(DATA RECORDS Opens)
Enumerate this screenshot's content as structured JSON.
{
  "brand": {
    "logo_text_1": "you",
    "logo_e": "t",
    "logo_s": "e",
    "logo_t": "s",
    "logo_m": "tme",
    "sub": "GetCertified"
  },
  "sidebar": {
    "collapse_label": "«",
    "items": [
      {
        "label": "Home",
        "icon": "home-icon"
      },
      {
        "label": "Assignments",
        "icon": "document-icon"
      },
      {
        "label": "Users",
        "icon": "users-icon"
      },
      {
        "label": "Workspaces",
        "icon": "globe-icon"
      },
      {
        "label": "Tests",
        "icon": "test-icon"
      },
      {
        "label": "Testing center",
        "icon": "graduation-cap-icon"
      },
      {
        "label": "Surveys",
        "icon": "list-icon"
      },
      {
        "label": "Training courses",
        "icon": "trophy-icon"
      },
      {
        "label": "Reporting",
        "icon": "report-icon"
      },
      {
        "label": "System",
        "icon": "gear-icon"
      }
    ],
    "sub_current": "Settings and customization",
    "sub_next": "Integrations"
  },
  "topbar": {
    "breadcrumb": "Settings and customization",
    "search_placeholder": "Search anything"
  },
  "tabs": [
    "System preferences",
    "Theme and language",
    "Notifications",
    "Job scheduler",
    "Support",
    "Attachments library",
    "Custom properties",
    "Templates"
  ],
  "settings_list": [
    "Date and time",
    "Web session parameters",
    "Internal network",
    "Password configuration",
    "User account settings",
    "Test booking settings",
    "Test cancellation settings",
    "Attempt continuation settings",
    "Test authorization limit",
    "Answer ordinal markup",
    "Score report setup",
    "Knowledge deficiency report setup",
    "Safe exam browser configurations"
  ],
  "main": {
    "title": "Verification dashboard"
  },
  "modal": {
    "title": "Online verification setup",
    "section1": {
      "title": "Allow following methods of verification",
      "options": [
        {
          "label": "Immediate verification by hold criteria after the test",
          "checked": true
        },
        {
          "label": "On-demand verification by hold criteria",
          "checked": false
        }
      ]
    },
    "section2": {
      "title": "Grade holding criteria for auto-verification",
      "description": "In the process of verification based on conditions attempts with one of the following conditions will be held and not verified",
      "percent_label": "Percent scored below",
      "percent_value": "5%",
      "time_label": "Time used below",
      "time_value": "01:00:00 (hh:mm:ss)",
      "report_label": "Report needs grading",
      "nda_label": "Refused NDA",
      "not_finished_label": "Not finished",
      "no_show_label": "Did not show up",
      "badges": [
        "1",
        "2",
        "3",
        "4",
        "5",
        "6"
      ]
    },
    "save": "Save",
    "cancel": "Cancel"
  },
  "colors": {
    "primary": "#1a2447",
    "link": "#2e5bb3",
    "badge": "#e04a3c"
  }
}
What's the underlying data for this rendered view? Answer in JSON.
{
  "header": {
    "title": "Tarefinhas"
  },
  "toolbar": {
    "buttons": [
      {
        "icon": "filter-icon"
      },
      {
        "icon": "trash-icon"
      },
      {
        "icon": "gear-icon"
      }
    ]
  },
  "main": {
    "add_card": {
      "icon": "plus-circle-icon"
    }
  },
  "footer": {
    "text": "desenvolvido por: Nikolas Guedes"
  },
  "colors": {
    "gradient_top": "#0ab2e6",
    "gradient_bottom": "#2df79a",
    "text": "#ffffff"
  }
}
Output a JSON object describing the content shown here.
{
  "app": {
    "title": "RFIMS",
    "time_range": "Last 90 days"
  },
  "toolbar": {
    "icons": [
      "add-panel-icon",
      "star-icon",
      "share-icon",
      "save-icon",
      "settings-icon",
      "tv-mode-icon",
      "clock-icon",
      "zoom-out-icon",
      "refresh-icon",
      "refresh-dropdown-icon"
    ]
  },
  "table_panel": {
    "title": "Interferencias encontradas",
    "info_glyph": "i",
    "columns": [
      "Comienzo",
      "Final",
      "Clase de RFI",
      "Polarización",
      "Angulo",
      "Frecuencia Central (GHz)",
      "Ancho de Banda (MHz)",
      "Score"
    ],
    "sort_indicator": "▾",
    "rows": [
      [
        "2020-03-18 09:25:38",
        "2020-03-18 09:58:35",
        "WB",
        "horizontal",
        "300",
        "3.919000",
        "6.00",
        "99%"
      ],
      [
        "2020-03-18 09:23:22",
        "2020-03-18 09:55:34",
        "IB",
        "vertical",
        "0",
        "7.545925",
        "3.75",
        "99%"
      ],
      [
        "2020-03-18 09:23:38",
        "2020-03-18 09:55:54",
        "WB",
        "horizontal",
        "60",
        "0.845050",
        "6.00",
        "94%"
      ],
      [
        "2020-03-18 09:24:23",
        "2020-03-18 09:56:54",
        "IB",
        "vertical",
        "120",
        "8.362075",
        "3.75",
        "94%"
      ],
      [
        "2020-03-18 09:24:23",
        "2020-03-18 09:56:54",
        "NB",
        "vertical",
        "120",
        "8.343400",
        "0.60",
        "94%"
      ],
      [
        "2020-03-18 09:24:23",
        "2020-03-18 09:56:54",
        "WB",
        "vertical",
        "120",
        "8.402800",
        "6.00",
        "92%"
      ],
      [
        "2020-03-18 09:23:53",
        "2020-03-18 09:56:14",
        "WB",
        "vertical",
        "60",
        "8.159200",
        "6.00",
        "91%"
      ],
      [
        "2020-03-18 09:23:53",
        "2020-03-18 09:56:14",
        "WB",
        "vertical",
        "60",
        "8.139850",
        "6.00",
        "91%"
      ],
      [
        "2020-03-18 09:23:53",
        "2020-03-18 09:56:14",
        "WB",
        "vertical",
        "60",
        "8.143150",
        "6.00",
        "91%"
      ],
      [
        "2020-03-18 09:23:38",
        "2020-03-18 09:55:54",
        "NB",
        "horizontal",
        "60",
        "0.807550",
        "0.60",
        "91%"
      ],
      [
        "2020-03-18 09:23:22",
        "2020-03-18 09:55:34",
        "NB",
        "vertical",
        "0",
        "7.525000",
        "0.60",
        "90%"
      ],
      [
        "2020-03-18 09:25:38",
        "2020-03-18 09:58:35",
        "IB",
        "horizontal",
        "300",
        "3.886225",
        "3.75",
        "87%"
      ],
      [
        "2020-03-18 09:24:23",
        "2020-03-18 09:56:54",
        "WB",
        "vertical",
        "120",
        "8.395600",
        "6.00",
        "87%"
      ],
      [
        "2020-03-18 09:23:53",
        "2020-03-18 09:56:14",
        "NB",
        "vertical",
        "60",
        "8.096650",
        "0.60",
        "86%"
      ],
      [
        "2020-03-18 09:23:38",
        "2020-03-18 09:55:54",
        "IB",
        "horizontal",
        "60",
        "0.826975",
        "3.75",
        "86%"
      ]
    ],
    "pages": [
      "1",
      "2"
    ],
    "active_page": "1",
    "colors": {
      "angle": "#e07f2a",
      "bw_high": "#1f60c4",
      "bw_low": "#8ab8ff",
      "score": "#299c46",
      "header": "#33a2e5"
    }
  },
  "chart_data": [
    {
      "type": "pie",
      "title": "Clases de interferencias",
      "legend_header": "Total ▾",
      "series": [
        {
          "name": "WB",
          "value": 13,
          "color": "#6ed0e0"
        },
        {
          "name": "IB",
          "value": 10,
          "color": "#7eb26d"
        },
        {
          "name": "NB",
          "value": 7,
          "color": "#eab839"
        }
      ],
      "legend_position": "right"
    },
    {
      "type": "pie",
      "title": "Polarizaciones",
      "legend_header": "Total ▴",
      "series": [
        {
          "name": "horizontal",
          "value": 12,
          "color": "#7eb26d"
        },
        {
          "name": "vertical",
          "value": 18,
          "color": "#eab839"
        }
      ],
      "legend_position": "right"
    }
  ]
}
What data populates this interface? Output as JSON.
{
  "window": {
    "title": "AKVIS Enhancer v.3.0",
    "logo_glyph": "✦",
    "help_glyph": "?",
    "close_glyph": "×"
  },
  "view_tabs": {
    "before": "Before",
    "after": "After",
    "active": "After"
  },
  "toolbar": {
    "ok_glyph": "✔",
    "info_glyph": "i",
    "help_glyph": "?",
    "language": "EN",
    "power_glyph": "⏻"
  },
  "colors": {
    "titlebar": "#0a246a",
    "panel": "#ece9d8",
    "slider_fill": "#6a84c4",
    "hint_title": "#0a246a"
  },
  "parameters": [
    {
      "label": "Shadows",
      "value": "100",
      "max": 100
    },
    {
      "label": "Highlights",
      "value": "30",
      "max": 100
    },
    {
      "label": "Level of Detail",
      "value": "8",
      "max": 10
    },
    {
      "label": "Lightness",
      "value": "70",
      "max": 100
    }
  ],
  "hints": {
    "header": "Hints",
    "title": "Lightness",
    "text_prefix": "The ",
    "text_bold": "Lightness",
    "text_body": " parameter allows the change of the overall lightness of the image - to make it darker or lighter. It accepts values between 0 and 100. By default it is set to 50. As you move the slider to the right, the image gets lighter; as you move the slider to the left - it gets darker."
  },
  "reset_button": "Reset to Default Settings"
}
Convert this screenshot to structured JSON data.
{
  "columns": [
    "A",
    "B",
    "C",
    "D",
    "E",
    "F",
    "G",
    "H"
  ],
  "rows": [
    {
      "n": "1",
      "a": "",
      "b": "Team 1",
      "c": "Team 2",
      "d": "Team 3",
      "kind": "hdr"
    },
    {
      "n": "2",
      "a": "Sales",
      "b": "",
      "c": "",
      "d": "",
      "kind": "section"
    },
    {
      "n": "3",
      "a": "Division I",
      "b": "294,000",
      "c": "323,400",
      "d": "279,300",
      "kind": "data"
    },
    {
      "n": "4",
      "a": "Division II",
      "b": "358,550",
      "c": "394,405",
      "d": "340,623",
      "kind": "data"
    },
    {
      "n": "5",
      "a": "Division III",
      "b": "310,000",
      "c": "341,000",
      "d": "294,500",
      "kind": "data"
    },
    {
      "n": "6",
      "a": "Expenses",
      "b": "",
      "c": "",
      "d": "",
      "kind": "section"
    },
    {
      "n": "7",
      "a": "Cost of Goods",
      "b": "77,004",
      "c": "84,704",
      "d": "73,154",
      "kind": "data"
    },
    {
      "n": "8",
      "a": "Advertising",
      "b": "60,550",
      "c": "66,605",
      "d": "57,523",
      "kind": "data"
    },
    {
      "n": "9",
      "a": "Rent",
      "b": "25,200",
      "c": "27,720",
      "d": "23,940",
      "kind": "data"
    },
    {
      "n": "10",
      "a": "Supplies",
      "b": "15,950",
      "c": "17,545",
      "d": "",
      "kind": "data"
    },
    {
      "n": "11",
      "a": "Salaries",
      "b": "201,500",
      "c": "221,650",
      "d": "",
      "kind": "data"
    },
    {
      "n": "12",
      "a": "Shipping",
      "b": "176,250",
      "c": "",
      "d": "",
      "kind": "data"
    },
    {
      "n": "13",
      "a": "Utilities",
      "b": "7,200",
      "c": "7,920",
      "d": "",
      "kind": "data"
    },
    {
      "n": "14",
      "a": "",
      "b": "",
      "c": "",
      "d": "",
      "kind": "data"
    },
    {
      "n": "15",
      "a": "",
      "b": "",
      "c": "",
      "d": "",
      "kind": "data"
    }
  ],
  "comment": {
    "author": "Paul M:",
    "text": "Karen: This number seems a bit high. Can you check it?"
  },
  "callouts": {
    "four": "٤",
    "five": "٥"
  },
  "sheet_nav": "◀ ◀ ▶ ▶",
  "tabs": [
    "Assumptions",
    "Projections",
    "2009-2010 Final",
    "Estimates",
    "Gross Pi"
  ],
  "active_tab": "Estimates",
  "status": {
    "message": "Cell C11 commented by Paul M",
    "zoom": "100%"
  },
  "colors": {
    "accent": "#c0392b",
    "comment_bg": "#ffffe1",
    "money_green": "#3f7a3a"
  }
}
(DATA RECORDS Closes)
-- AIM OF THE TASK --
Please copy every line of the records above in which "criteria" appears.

-- YOUR SOLUTION --
          "label": "Immediate verification by hold criteria after the test",
          "label": "On-demand verification by hold criteria",
      "title": "Grade holding criteria for auto-verification",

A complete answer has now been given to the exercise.